Infatuation is not real.
A friend of mine is in the throes of infatuation with a new man. They have strong e-mail chemistry, and over the weekend they exchanged six e-mails, four pages long, single-spaced. It started in the context of work, then one day he asked her something personal. She asked him something personal in return, and the flirting had begun. Very quickly it became sexual, and now, even if she wanted to stop, she can't: the momentum is too exciting to resist.
"The last time I was single was before e-mail," she told me. "Where does this type of relationship go?"
Here's where: down.

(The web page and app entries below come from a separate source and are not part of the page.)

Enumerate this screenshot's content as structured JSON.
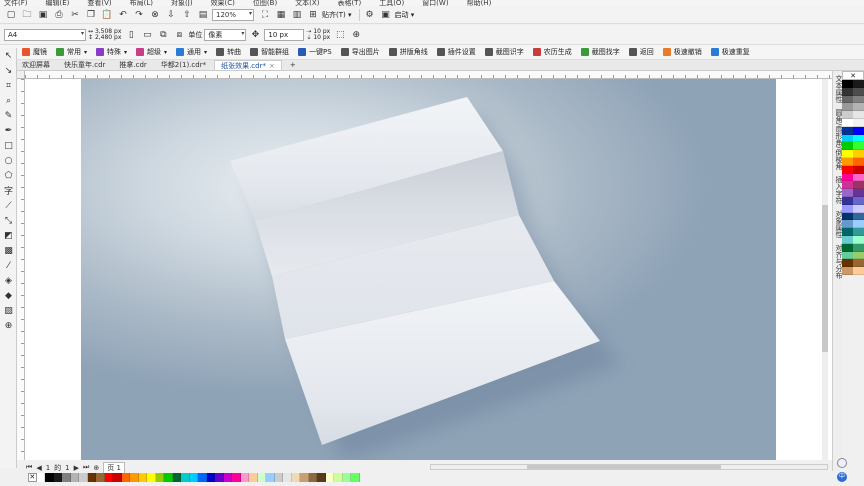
{
  "menu": [
    "文件(F)",
    "编辑(E)",
    "查看(V)",
    "布局(L)",
    "对象(J)",
    "效果(C)",
    "位图(B)",
    "文本(X)",
    "表格(T)",
    "工具(O)",
    "窗口(W)",
    "帮助(H)"
  ],
  "toolbar1": {
    "zoom_value": "120%",
    "snap_label": "贴齐(T)",
    "launch_label": "启动"
  },
  "toolbar2": {
    "page_size": "A4",
    "width": "3,508 px",
    "height": "2,480 px",
    "units_label": "单位",
    "units_value": "像素",
    "nudge": "10 px",
    "dup_x": "10 px",
    "dup_y": "10 px"
  },
  "plugin_bar": {
    "items": [
      {
        "label": "魔镜",
        "color": "#e8552a",
        "dropdown": false
      },
      {
        "label": "常用",
        "color": "#3c9a3c",
        "dropdown": true
      },
      {
        "label": "特殊",
        "color": "#8a3cc8",
        "dropdown": true
      },
      {
        "label": "超级",
        "color": "#c83c8a",
        "dropdown": true
      },
      {
        "label": "通用",
        "color": "#2a7ad8",
        "dropdown": true
      },
      {
        "label": "转曲",
        "color": "#555555",
        "dropdown": false
      },
      {
        "label": "智能群组",
        "color": "#555555",
        "dropdown": false
      },
      {
        "label": "一键PS",
        "color": "#2a5ab8",
        "dropdown": false
      },
      {
        "label": "导出图片",
        "color": "#555555",
        "dropdown": false
      },
      {
        "label": "拼版角线",
        "color": "#555555",
        "dropdown": false
      },
      {
        "label": "插件设置",
        "color": "#555555",
        "dropdown": false
      },
      {
        "label": "截图识字",
        "color": "#555555",
        "dropdown": false
      },
      {
        "label": "农历生成",
        "color": "#c83c3c",
        "dropdown": false
      },
      {
        "label": "截图找字",
        "color": "#3c9a3c",
        "dropdown": false
      },
      {
        "label": "返回",
        "color": "#555555",
        "dropdown": false
      },
      {
        "label": "极速撤销",
        "color": "#e87a2a",
        "dropdown": false
      },
      {
        "label": "极速重复",
        "color": "#2a7ad8",
        "dropdown": false
      }
    ]
  },
  "tabs": [
    {
      "label": "欢迎屏幕",
      "active": false,
      "closable": false
    },
    {
      "label": "快乐童年.cdr",
      "active": false,
      "closable": false
    },
    {
      "label": "推拿.cdr",
      "active": false,
      "closable": false
    },
    {
      "label": "华都2(1).cdr*",
      "active": false,
      "closable": false
    },
    {
      "label": "纸张效果.cdr*",
      "active": true,
      "closable": true
    }
  ],
  "page_nav": {
    "current": "1",
    "of_label": "的",
    "total": "1",
    "page_tab": "页 1"
  },
  "docker_tabs": [
    "文本属性",
    "圆角/扇形角/倒棱角",
    "插入字符",
    "对象属性",
    "对齐与分布"
  ],
  "palette_colors": [
    "#000000",
    "#1a1a1a",
    "#333333",
    "#4d4d4d",
    "#666666",
    "#808080",
    "#999999",
    "#b3b3b3",
    "#cccccc",
    "#e6e6e6",
    "#ffffff",
    "#f2f2f2",
    "#003399",
    "#0000ff",
    "#00ccff",
    "#00ffff",
    "#00cc00",
    "#33ff33",
    "#ffff00",
    "#ffcc00",
    "#ff9900",
    "#ff6600",
    "#ff0000",
    "#cc0000",
    "#ff0099",
    "#ff66cc",
    "#cc3399",
    "#993366",
    "#9966cc",
    "#663399",
    "#333399",
    "#6666cc",
    "#9999ff",
    "#ccccff",
    "#003366",
    "#336699",
    "#6699cc",
    "#99ccff",
    "#006666",
    "#339999",
    "#66cccc",
    "#99ffcc",
    "#006633",
    "#339966",
    "#66cc99",
    "#99cc66",
    "#663300",
    "#996633",
    "#cc9966",
    "#ffcc99"
  ],
  "bottom_palette": [
    "#ffffff",
    "#000000",
    "#1a1a1a",
    "#808080",
    "#b3b3b3",
    "#cccccc",
    "#663300",
    "#996633",
    "#ff0000",
    "#cc0000",
    "#ff6600",
    "#ff9900",
    "#ffcc00",
    "#ffff00",
    "#99cc00",
    "#00cc00",
    "#006633",
    "#00cccc",
    "#00ccff",
    "#0066ff",
    "#0000cc",
    "#6600cc",
    "#cc00cc",
    "#ff0099",
    "#ff99cc",
    "#ffcc99",
    "#ccffcc",
    "#99ccff",
    "#cccccc",
    "#e6e6e6",
    "#f0d9b5",
    "#c8a070",
    "#8c6a40",
    "#5a3a1a",
    "#ffffcc",
    "#ccff99",
    "#99ff99",
    "#66ff66"
  ],
  "palette_top_label": "✕",
  "bottom_right_label": "中"
}
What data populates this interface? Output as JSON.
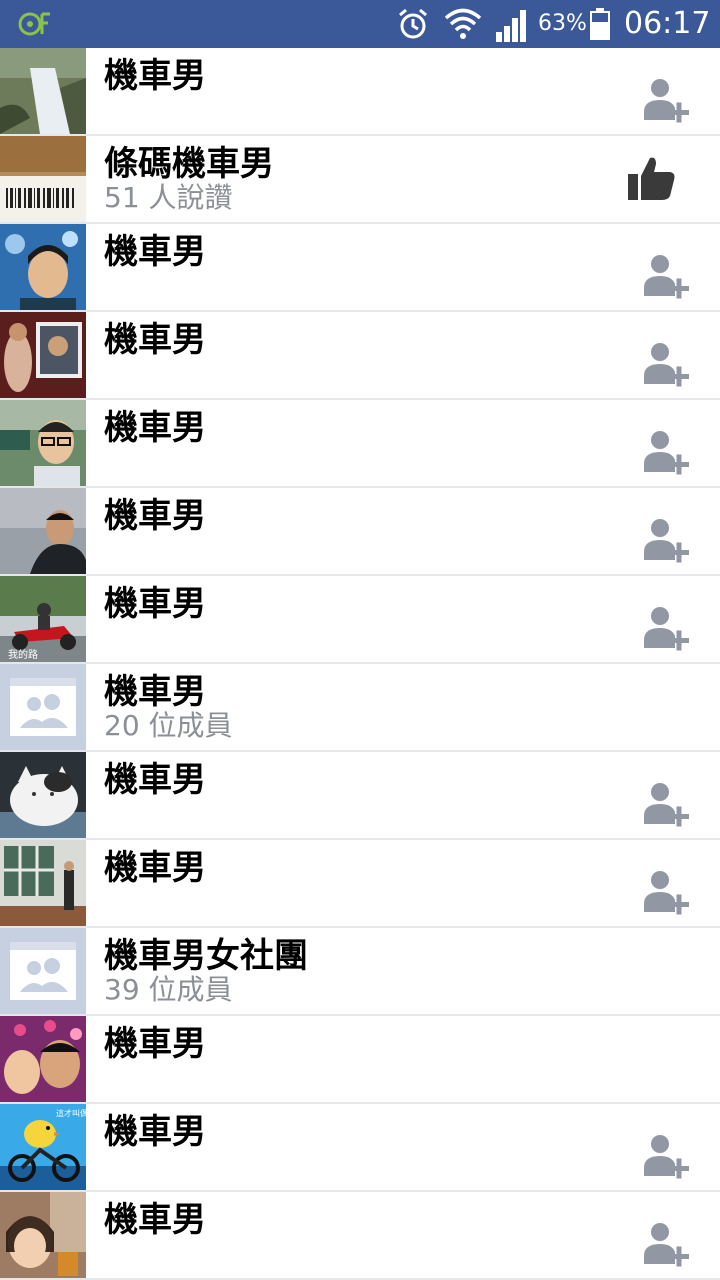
{
  "status_bar": {
    "battery_percent": "63%",
    "time": "06:17"
  },
  "results": [
    {
      "name": "機車男",
      "subtitle": "",
      "thumb": "waterfall-photo",
      "action": "add-friend"
    },
    {
      "name": "條碼機車男",
      "subtitle": "51 人說讚",
      "thumb": "barcode-photo",
      "action": "like"
    },
    {
      "name": "機車男",
      "subtitle": "",
      "thumb": "portrait-blue",
      "action": "add-friend"
    },
    {
      "name": "機車男",
      "subtitle": "",
      "thumb": "collage-photo",
      "action": "add-friend"
    },
    {
      "name": "機車男",
      "subtitle": "",
      "thumb": "glasses-portrait",
      "action": "add-friend"
    },
    {
      "name": "機車男",
      "subtitle": "",
      "thumb": "foggy-portrait",
      "action": "add-friend"
    },
    {
      "name": "機車男",
      "subtitle": "",
      "thumb": "scooter-photo",
      "action": "add-friend"
    },
    {
      "name": "機車男",
      "subtitle": "20 位成員",
      "thumb": "group-placeholder",
      "action": "none"
    },
    {
      "name": "機車男",
      "subtitle": "",
      "thumb": "cat-photo",
      "action": "add-friend"
    },
    {
      "name": "機車男",
      "subtitle": "",
      "thumb": "window-photo",
      "action": "add-friend"
    },
    {
      "name": "機車男女社團",
      "subtitle": "39 位成員",
      "thumb": "group-placeholder",
      "action": "none"
    },
    {
      "name": "機車男",
      "subtitle": "",
      "thumb": "couple-photo",
      "action": "none"
    },
    {
      "name": "機車男",
      "subtitle": "",
      "thumb": "chick-bike-photo",
      "action": "add-friend"
    },
    {
      "name": "機車男",
      "subtitle": "",
      "thumb": "child-photo",
      "action": "add-friend"
    }
  ],
  "colors": {
    "statusbar": "#3b5998",
    "subtitle": "#8b8f96",
    "add_icon": "#9197a3",
    "like_icon": "#3a3a3a"
  }
}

I've been there, I know. I told her it's a simple equation. Life is like jail. The only way to get through it is to have a diversion and e-mail is the courtyard where you can breathe some fresh air. First it's the occasional flirty one back and forth, then it's checking obsessively to see if there's a new one waiting, then you're meeting in person, and the next thing you know you're in therapy six times a week, eating peanut butter in your bathrobe and wondering why your friends won't come to visit you on death row.
Infatuation isn't real. That's why it feels good. If only we could see through the haze of intoxication and lust, we'd save time and cut right to the misery. Then we wouldn't have to deal with the memory of how great it was in the first six months when everything was bliss.It's the bliss part that's so hard to forget.

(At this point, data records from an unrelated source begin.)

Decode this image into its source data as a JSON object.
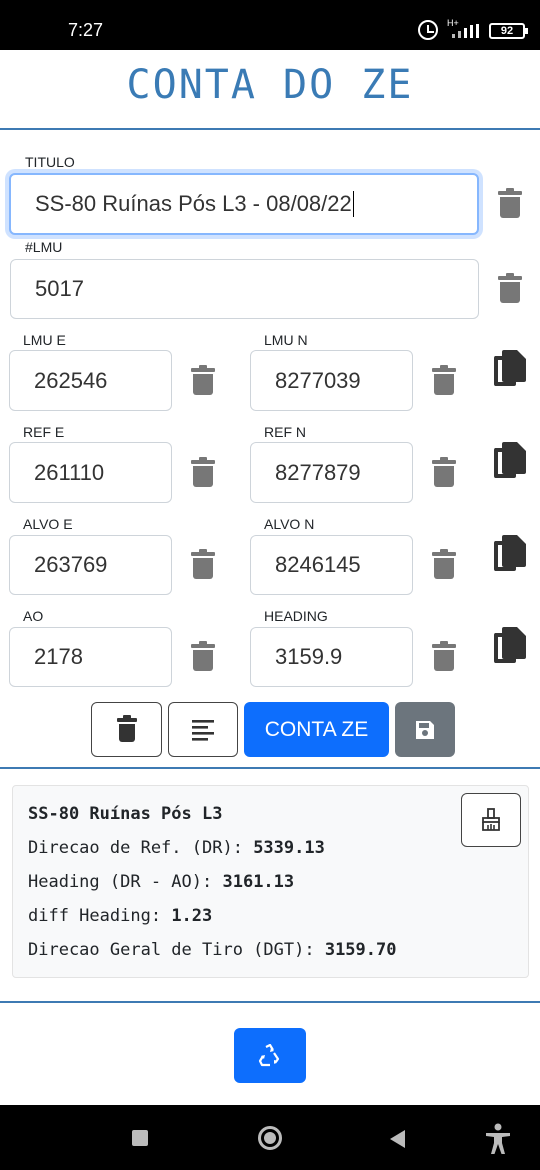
{
  "status_bar": {
    "time": "7:27",
    "network": "H+",
    "battery": "92"
  },
  "header": {
    "title": "CONTA DO ZE"
  },
  "form": {
    "titulo": {
      "label": "TITULO",
      "value": "SS-80 Ruínas Pós L3 - 08/08/22"
    },
    "lmu": {
      "label": "#LMU",
      "value": "5017"
    },
    "lmu_e": {
      "label": "LMU E",
      "value": "262546"
    },
    "lmu_n": {
      "label": "LMU N",
      "value": "8277039"
    },
    "ref_e": {
      "label": "REF E",
      "value": "261110"
    },
    "ref_n": {
      "label": "REF N",
      "value": "8277879"
    },
    "alvo_e": {
      "label": "ALVO E",
      "value": "263769"
    },
    "alvo_n": {
      "label": "ALVO N",
      "value": "8246145"
    },
    "ao": {
      "label": "AO",
      "value": "2178"
    },
    "heading": {
      "label": "HEADING",
      "value": "3159.9"
    }
  },
  "actions": {
    "compute_label": "CONTA ZE"
  },
  "result": {
    "title": "SS-80 Ruínas Pós L3",
    "rows": [
      {
        "label": "Direcao de Ref. (DR):",
        "value": "5339.13"
      },
      {
        "label": "Heading (DR - AO):",
        "value": "3161.13"
      },
      {
        "label": "diff Heading:",
        "value": "1.23"
      },
      {
        "label": "Direcao Geral de Tiro (DGT):",
        "value": "3159.70"
      }
    ]
  },
  "colors": {
    "accent": "#3a7bb5",
    "primary_button": "#0d6efd",
    "save_button": "#6c757d"
  },
  "icons": [
    "trash-icon",
    "copy-icon",
    "align-icon",
    "save-icon",
    "broom-icon",
    "recycle-icon"
  ]
}
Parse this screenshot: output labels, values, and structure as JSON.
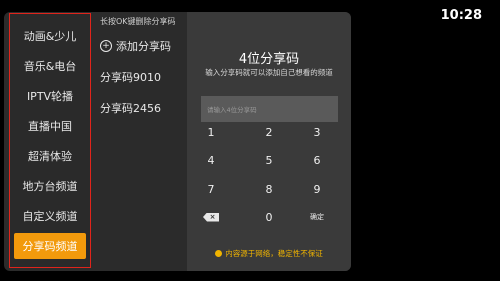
{
  "status_bar": {
    "time": "10:28"
  },
  "sidebar": {
    "items": [
      {
        "label": "动画&少儿",
        "active": false
      },
      {
        "label": "音乐&电台",
        "active": false
      },
      {
        "label": "IPTV轮播",
        "active": false
      },
      {
        "label": "直播中国",
        "active": false
      },
      {
        "label": "超清体验",
        "active": false
      },
      {
        "label": "地方台频道",
        "active": false
      },
      {
        "label": "自定义频道",
        "active": false
      },
      {
        "label": "分享码频道",
        "active": true
      }
    ]
  },
  "share_list": {
    "hint": "长按OK键删除分享码",
    "add_label": "添加分享码",
    "items": [
      "分享码9010",
      "分享码2456"
    ]
  },
  "code_entry": {
    "title": "4位分享码",
    "subtitle": "输入分享码就可以添加自己想看的频道",
    "placeholder": "请输入4位分享码",
    "keys": [
      "1",
      "2",
      "3",
      "4",
      "5",
      "6",
      "7",
      "8",
      "9",
      "0"
    ],
    "confirm_label": "确定",
    "backspace_label": "×",
    "notice": "内容源于网络，稳定性不保证"
  },
  "colors": {
    "accent": "#f29a0c",
    "border_highlight": "#e0241b",
    "notice": "#f0b400"
  }
}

Recently a US census declared that the average marriage lasts seven years. I couldn't believe it. That long? My longest relationship was six years and it felt like an ice age had passed. The top three reasons given for divorce were:

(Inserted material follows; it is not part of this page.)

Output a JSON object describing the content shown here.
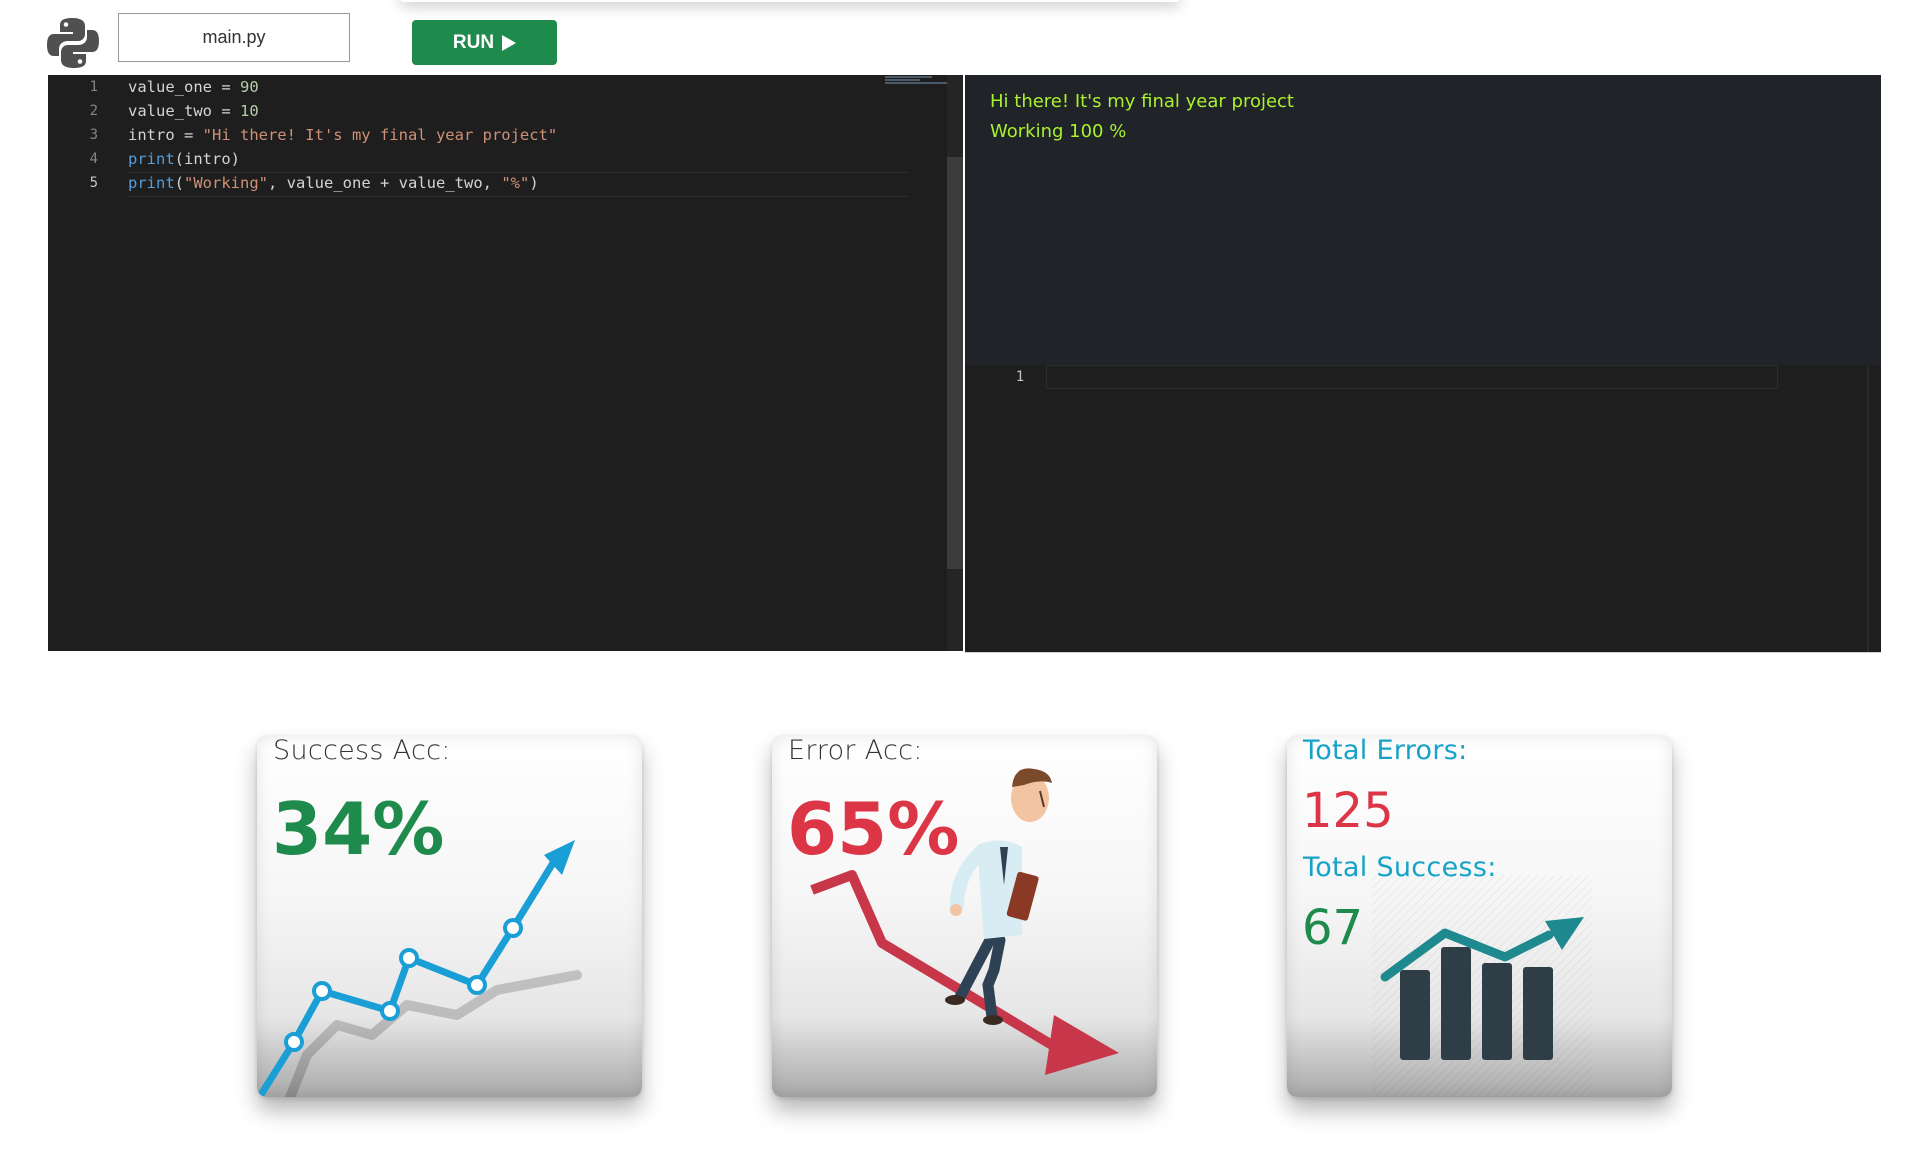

Reason 1: Partners were not good matches. I blame this entirely on infatuation. When you're infatuated, you want go to bed with someone all the time, which is blinding, and you stay blind until the third year, when your eyes start to open. You begin to see who you're really in bed with and realise you'd rather go to dinner. That's when your partner says something along the lines of, "Again? We go out all the time," and you decide: eyesight sucks.
Reason 2: People change. I blame this too on infatuation. Because it's not that the partners change, but your focus. You see them for who they really are and have that "what was I thinking?" moment.That moment is followed with a bucket of ice cream and an addiction to Oprah. Or in my case, both.
Reason 3: Partners either hid their psychological problems or they developed over time. No, it's not that they hid them, it's that when you're infatuated with someone, the things that would be unacceptable in the real world become tokens of endearment and affection in infatuation world. "He's not a psychopath - he's just attentive!" And as for psychological problems developing over time? That's nature telling you infatuation has worn off.
Knowing all this, I tried to deter my friend from getting sucked into the e-mail vortex, but I didn't sound very convincing. Why? Because I'm totally jealous. Infatuation is a break from reality - an extreme, head-spinning, heart-thumping heartbreak waiting to happen. It's the only time you don't see what's coming and there's no voice in your head pointing out the future. What's not to love?